Material to process →
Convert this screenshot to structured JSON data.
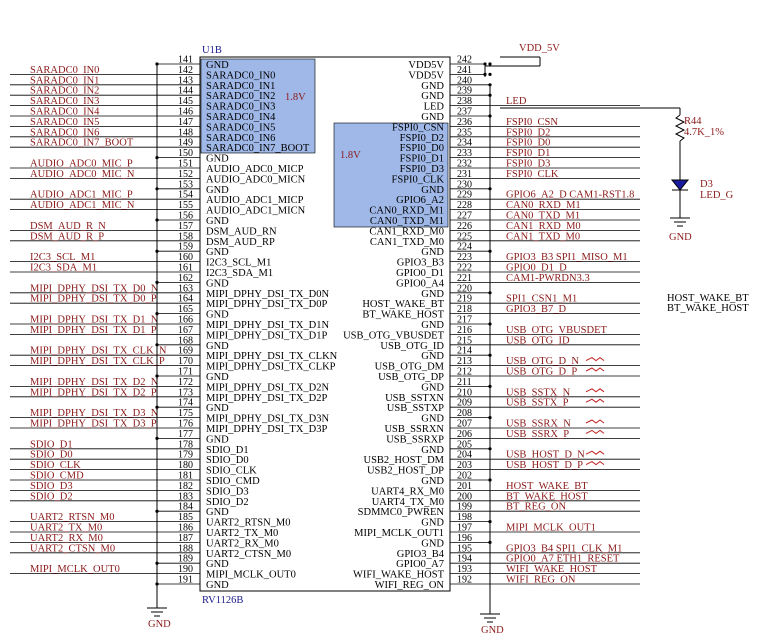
{
  "component": {
    "ref": "U1B",
    "value": "RV1126B",
    "highlight_left_label": "1.8V",
    "highlight_right_label": "1.8V"
  },
  "left_pins": [
    {
      "num": "141",
      "name": "GND",
      "net": ""
    },
    {
      "num": "142",
      "name": "SARADC0_IN0",
      "net": "SARADC0_IN0"
    },
    {
      "num": "143",
      "name": "SARADC0_IN1",
      "net": "SARADC0_IN1"
    },
    {
      "num": "144",
      "name": "SARADC0_IN2",
      "net": "SARADC0_IN2"
    },
    {
      "num": "145",
      "name": "SARADC0_IN3",
      "net": "SARADC0_IN3"
    },
    {
      "num": "146",
      "name": "SARADC0_IN4",
      "net": "SARADC0_IN4"
    },
    {
      "num": "147",
      "name": "SARADC0_IN5",
      "net": "SARADC0_IN5"
    },
    {
      "num": "148",
      "name": "SARADC0_IN6",
      "net": "SARADC0_IN6"
    },
    {
      "num": "149",
      "name": "SARADC0_IN7_BOOT",
      "net": "SARADC0_IN7_BOOT"
    },
    {
      "num": "150",
      "name": "GND",
      "net": ""
    },
    {
      "num": "151",
      "name": "AUDIO_ADC0_MICP",
      "net": "AUDIO_ADC0_MIC_P"
    },
    {
      "num": "152",
      "name": "AUDIO_ADC0_MICN",
      "net": "AUDIO_ADC0_MIC_N"
    },
    {
      "num": "153",
      "name": "GND",
      "net": ""
    },
    {
      "num": "154",
      "name": "AUDIO_ADC1_MICP",
      "net": "AUDIO_ADC1_MIC_P"
    },
    {
      "num": "155",
      "name": "AUDIO_ADC1_MICN",
      "net": "AUDIO_ADC1_MIC_N"
    },
    {
      "num": "156",
      "name": "GND",
      "net": ""
    },
    {
      "num": "157",
      "name": "DSM_AUD_RN",
      "net": "DSM_AUD_R_N"
    },
    {
      "num": "158",
      "name": "DSM_AUD_RP",
      "net": "DSM_AUD_R_P"
    },
    {
      "num": "159",
      "name": "GND",
      "net": ""
    },
    {
      "num": "160",
      "name": "I2C3_SCL_M1",
      "net": "I2C3_SCL_M1"
    },
    {
      "num": "161",
      "name": "I2C3_SDA_M1",
      "net": "I2C3_SDA_M1"
    },
    {
      "num": "162",
      "name": "GND",
      "net": ""
    },
    {
      "num": "163",
      "name": "MIPI_DPHY_DSI_TX_D0N",
      "net": "MIPI_DPHY_DSI_TX_D0_N"
    },
    {
      "num": "164",
      "name": "MIPI_DPHY_DSI_TX_D0P",
      "net": "MIPI_DPHY_DSI_TX_D0_P"
    },
    {
      "num": "165",
      "name": "GND",
      "net": ""
    },
    {
      "num": "166",
      "name": "MIPI_DPHY_DSI_TX_D1N",
      "net": "MIPI_DPHY_DSI_TX_D1_N"
    },
    {
      "num": "167",
      "name": "MIPI_DPHY_DSI_TX_D1P",
      "net": "MIPI_DPHY_DSI_TX_D1_P"
    },
    {
      "num": "168",
      "name": "GND",
      "net": ""
    },
    {
      "num": "169",
      "name": "MIPI_DPHY_DSI_TX_CLKN",
      "net": "MIPI_DPHY_DSI_TX_CLK_N"
    },
    {
      "num": "170",
      "name": "MIPI_DPHY_DSI_TX_CLKP",
      "net": "MIPI_DPHY_DSI_TX_CLK_P"
    },
    {
      "num": "171",
      "name": "GND",
      "net": ""
    },
    {
      "num": "172",
      "name": "MIPI_DPHY_DSI_TX_D2N",
      "net": "MIPI_DPHY_DSI_TX_D2_N"
    },
    {
      "num": "173",
      "name": "MIPI_DPHY_DSI_TX_D2P",
      "net": "MIPI_DPHY_DSI_TX_D2_P"
    },
    {
      "num": "174",
      "name": "GND",
      "net": ""
    },
    {
      "num": "175",
      "name": "MIPI_DPHY_DSI_TX_D3N",
      "net": "MIPI_DPHY_DSI_TX_D3_N"
    },
    {
      "num": "176",
      "name": "MIPI_DPHY_DSI_TX_D3P",
      "net": "MIPI_DPHY_DSI_TX_D3_P"
    },
    {
      "num": "177",
      "name": "GND",
      "net": ""
    },
    {
      "num": "178",
      "name": "SDIO_D1",
      "net": "SDIO_D1"
    },
    {
      "num": "179",
      "name": "SDIO_D0",
      "net": "SDIO_D0"
    },
    {
      "num": "180",
      "name": "SDIO_CLK",
      "net": "SDIO_CLK"
    },
    {
      "num": "181",
      "name": "SDIO_CMD",
      "net": "SDIO_CMD"
    },
    {
      "num": "182",
      "name": "SDIO_D3",
      "net": "SDIO_D3"
    },
    {
      "num": "183",
      "name": "SDIO_D2",
      "net": "SDIO_D2"
    },
    {
      "num": "184",
      "name": "GND",
      "net": ""
    },
    {
      "num": "185",
      "name": "UART2_RTSN_M0",
      "net": "UART2_RTSN_M0"
    },
    {
      "num": "186",
      "name": "UART2_TX_M0",
      "net": "UART2_TX_M0"
    },
    {
      "num": "187",
      "name": "UART2_RX_M0",
      "net": "UART2_RX_M0"
    },
    {
      "num": "188",
      "name": "UART2_CTSN_M0",
      "net": "UART2_CTSN_M0"
    },
    {
      "num": "189",
      "name": "GND",
      "net": ""
    },
    {
      "num": "190",
      "name": "MIPI_MCLK_OUT0",
      "net": "MIPI_MCLK_OUT0"
    },
    {
      "num": "191",
      "name": "GND",
      "net": ""
    }
  ],
  "right_pins": [
    {
      "num": "242",
      "name": "VDD5V",
      "net": ""
    },
    {
      "num": "241",
      "name": "VDD5V",
      "net": ""
    },
    {
      "num": "240",
      "name": "GND",
      "net": ""
    },
    {
      "num": "239",
      "name": "GND",
      "net": ""
    },
    {
      "num": "238",
      "name": "LED",
      "net": "LED"
    },
    {
      "num": "237",
      "name": "GND",
      "net": ""
    },
    {
      "num": "236",
      "name": "FSPI0_CSN",
      "net": "FSPI0_CSN"
    },
    {
      "num": "235",
      "name": "FSPI0_D2",
      "net": "FSPI0_D2"
    },
    {
      "num": "234",
      "name": "FSPI0_D0",
      "net": "FSPI0_D0"
    },
    {
      "num": "233",
      "name": "FSPI0_D1",
      "net": "FSPI0_D1"
    },
    {
      "num": "232",
      "name": "FSPI0_D3",
      "net": "FSPI0_D3"
    },
    {
      "num": "231",
      "name": "FSPI0_CLK",
      "net": "FSPI0_CLK"
    },
    {
      "num": "230",
      "name": "GND",
      "net": ""
    },
    {
      "num": "229",
      "name": "GPIO6_A2",
      "net": "GPIO6_A2_D    CAM1-RST1.8"
    },
    {
      "num": "228",
      "name": "CAN0_RXD_M1",
      "net": "CAN0_RXD_M1"
    },
    {
      "num": "227",
      "name": "CAN0_TXD_M1",
      "net": "CAN0_TXD_M1"
    },
    {
      "num": "226",
      "name": "CAN1_RXD_M0",
      "net": "CAN1_RXD_M0"
    },
    {
      "num": "225",
      "name": "CAN1_TXD_M0",
      "net": "CAN1_TXD_M0"
    },
    {
      "num": "224",
      "name": "GND",
      "net": ""
    },
    {
      "num": "223",
      "name": "GPIO3_B3",
      "net": "GPIO3_B3    SPI1_MISO_M1"
    },
    {
      "num": "222",
      "name": "GPIO0_D1",
      "net": "GPIO0_D1_D"
    },
    {
      "num": "221",
      "name": "GPIO0_A4",
      "net": "CAM1-PWRDN3.3"
    },
    {
      "num": "220",
      "name": "GND",
      "net": ""
    },
    {
      "num": "219",
      "name": "HOST_WAKE_BT",
      "net": "SPI1_CSN1_M1"
    },
    {
      "num": "218",
      "name": "BT_WAKE_HOST",
      "net": "GPIO3_B7_D"
    },
    {
      "num": "217",
      "name": "GND",
      "net": ""
    },
    {
      "num": "216",
      "name": "USB_OTG_VBUSDET",
      "net": "USB_OTG_VBUSDET"
    },
    {
      "num": "215",
      "name": "USB_OTG_ID",
      "net": "USB_OTG_ID"
    },
    {
      "num": "214",
      "name": "GND",
      "net": ""
    },
    {
      "num": "213",
      "name": "USB_OTG_DM",
      "net": "USB_OTG_D_N"
    },
    {
      "num": "212",
      "name": "USB_OTG_DP",
      "net": "USB_OTG_D_P"
    },
    {
      "num": "211",
      "name": "GND",
      "net": ""
    },
    {
      "num": "210",
      "name": "USB_SSTXN",
      "net": "USB_SSTX_N"
    },
    {
      "num": "209",
      "name": "USB_SSTXP",
      "net": "USB_SSTX_P"
    },
    {
      "num": "208",
      "name": "GND",
      "net": ""
    },
    {
      "num": "207",
      "name": "USB_SSRXN",
      "net": "USB_SSRX_N"
    },
    {
      "num": "206",
      "name": "USB_SSRXP",
      "net": "USB_SSRX_P"
    },
    {
      "num": "205",
      "name": "GND",
      "net": ""
    },
    {
      "num": "204",
      "name": "USB2_HOST_DM",
      "net": "USB_HOST_D_N"
    },
    {
      "num": "203",
      "name": "USB2_HOST_DP",
      "net": "USB_HOST_D_P"
    },
    {
      "num": "202",
      "name": "GND",
      "net": ""
    },
    {
      "num": "201",
      "name": "UART4_RX_M0",
      "net": "HOST_WAKE_BT"
    },
    {
      "num": "200",
      "name": "UART4_TX_M0",
      "net": "BT_WAKE_HOST"
    },
    {
      "num": "199",
      "name": "SDMMC0_PWREN",
      "net": "BT_REG_ON"
    },
    {
      "num": "198",
      "name": "GND",
      "net": ""
    },
    {
      "num": "197",
      "name": "MIPI_MCLK_OUT1",
      "net": "MIPI_MCLK_OUT1"
    },
    {
      "num": "196",
      "name": "GND",
      "net": ""
    },
    {
      "num": "195",
      "name": "GPIO3_B4",
      "net": "GPIO3_B4    SPI1_CLK_M1"
    },
    {
      "num": "194",
      "name": "GPIO0_A7",
      "net": "GPIO0_A7    ETH1_RESET"
    },
    {
      "num": "193",
      "name": "WIFI_WAKE_HOST",
      "net": "WIFI_WAKE_HOST"
    },
    {
      "num": "192",
      "name": "WIFI_REG_ON",
      "net": "WIFI_REG_ON"
    }
  ],
  "power": {
    "vdd_label": "VDD_5V",
    "gnd_label": "GND",
    "gnd_label_2": "GND",
    "gnd_label_3": "GND"
  },
  "resistor": {
    "ref": "R44",
    "value": "4.7K_1%"
  },
  "diode": {
    "ref": "D3",
    "value": "LED_G"
  },
  "side_notes": [
    "HOST_WAKE_BT",
    "BT_WAKE_HOST"
  ],
  "colors": {
    "net": "#8b1a1a",
    "highlight": "#9fb8e8",
    "line": "#8b2020"
  }
}
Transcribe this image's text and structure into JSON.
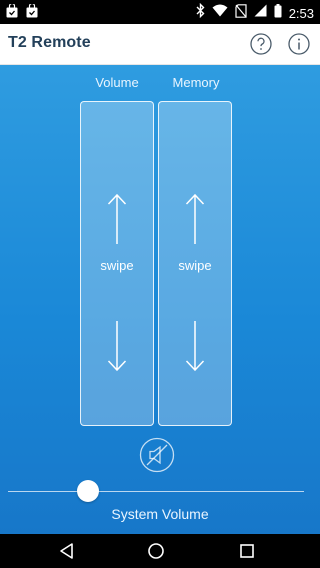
{
  "status_bar": {
    "time": "2:53",
    "icons": [
      "bag-notification-icon",
      "bag-notification-icon",
      "bluetooth-icon",
      "wifi-icon",
      "no-sim-icon",
      "signal-icon",
      "battery-icon"
    ]
  },
  "app_bar": {
    "title": "T2 Remote",
    "help_icon": "question-circle-icon",
    "info_icon": "info-circle-icon"
  },
  "controls": {
    "volume": {
      "label": "Volume",
      "hint": "swipe"
    },
    "memory": {
      "label": "Memory",
      "hint": "swipe"
    },
    "mute_icon": "speaker-muted-icon"
  },
  "system_volume": {
    "label": "System Volume",
    "value_fraction": 0.27
  },
  "nav_bar": {
    "icons": [
      "back-triangle-icon",
      "home-circle-icon",
      "recents-square-icon"
    ]
  },
  "colors": {
    "accent": "#1f8fdc",
    "title": "#23405a"
  }
}
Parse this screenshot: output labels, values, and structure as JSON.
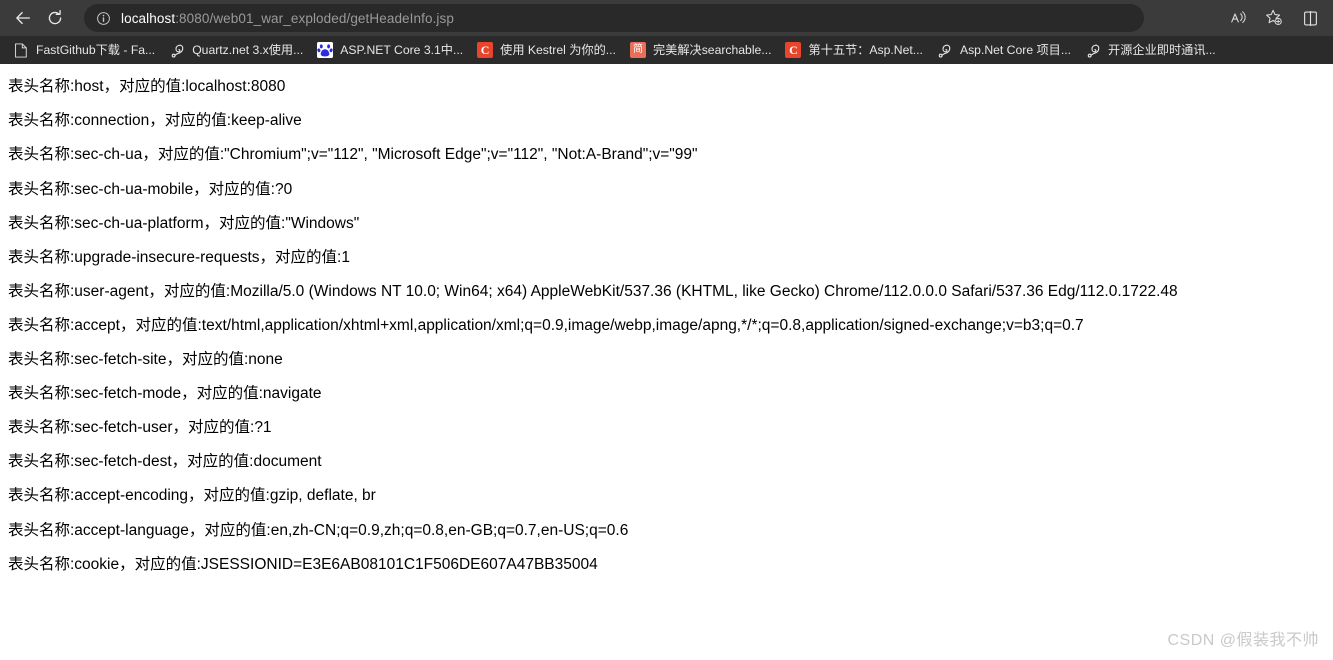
{
  "browser": {
    "toolbar": {
      "back_label": "back-arrow",
      "reload_label": "reload",
      "url_host": "localhost",
      "url_rest": ":8080/web01_war_exploded/getHeadeInfo.jsp",
      "url_full": "localhost:8080/web01_war_exploded/getHeadeInfo.jsp",
      "info_icon": "site-information-icon",
      "read_aloud_icon": "read-aloud-icon",
      "favorites_icon": "add-favorite-icon",
      "split_screen_icon": "split-screen-icon"
    },
    "bookmarks": [
      {
        "label": "FastGithub下载 - Fa...",
        "icon": "document-icon",
        "icon_kind": "doc",
        "glyph": ""
      },
      {
        "label": "Quartz.net 3.x使用...",
        "icon": "cnblogs-icon",
        "icon_kind": "anchor",
        "glyph": ""
      },
      {
        "label": "ASP.NET Core 3.1中...",
        "icon": "baidu-icon",
        "icon_kind": "baidu",
        "glyph": ""
      },
      {
        "label": "使用 Kestrel 为你的...",
        "icon": "csdn-icon",
        "icon_kind": "csdn",
        "glyph": "C"
      },
      {
        "label": "完美解决searchable...",
        "icon": "jianshu-icon",
        "icon_kind": "jianshu",
        "glyph": "简"
      },
      {
        "label": "第十五节：Asp.Net...",
        "icon": "csdn-icon",
        "icon_kind": "csdn",
        "glyph": "C"
      },
      {
        "label": "Asp.Net Core 项目...",
        "icon": "cnblogs-icon",
        "icon_kind": "anchor",
        "glyph": ""
      },
      {
        "label": "开源企业即时通讯...",
        "icon": "cnblogs-icon",
        "icon_kind": "anchor",
        "glyph": ""
      }
    ]
  },
  "page": {
    "headers": [
      "表头名称:host，对应的值:localhost:8080",
      "表头名称:connection，对应的值:keep-alive",
      "表头名称:sec-ch-ua，对应的值:\"Chromium\";v=\"112\", \"Microsoft Edge\";v=\"112\", \"Not:A-Brand\";v=\"99\"",
      "表头名称:sec-ch-ua-mobile，对应的值:?0",
      "表头名称:sec-ch-ua-platform，对应的值:\"Windows\"",
      "表头名称:upgrade-insecure-requests，对应的值:1",
      "表头名称:user-agent，对应的值:Mozilla/5.0 (Windows NT 10.0; Win64; x64) AppleWebKit/537.36 (KHTML, like Gecko) Chrome/112.0.0.0 Safari/537.36 Edg/112.0.1722.48",
      "表头名称:accept，对应的值:text/html,application/xhtml+xml,application/xml;q=0.9,image/webp,image/apng,*/*;q=0.8,application/signed-exchange;v=b3;q=0.7",
      "表头名称:sec-fetch-site，对应的值:none",
      "表头名称:sec-fetch-mode，对应的值:navigate",
      "表头名称:sec-fetch-user，对应的值:?1",
      "表头名称:sec-fetch-dest，对应的值:document",
      "表头名称:accept-encoding，对应的值:gzip, deflate, br",
      "表头名称:accept-language，对应的值:en,zh-CN;q=0.9,zh;q=0.8,en-GB;q=0.7,en-US;q=0.6",
      "表头名称:cookie，对应的值:JSESSIONID=E3E6AB08101C1F506DE607A47BB35004"
    ],
    "watermark": "CSDN @假装我不帅"
  }
}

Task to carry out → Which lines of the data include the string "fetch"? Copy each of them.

Answer section →
      "表头名称:sec-fetch-site，对应的值:none",
      "表头名称:sec-fetch-mode，对应的值:navigate",
      "表头名称:sec-fetch-user，对应的值:?1",
      "表头名称:sec-fetch-dest，对应的值:document",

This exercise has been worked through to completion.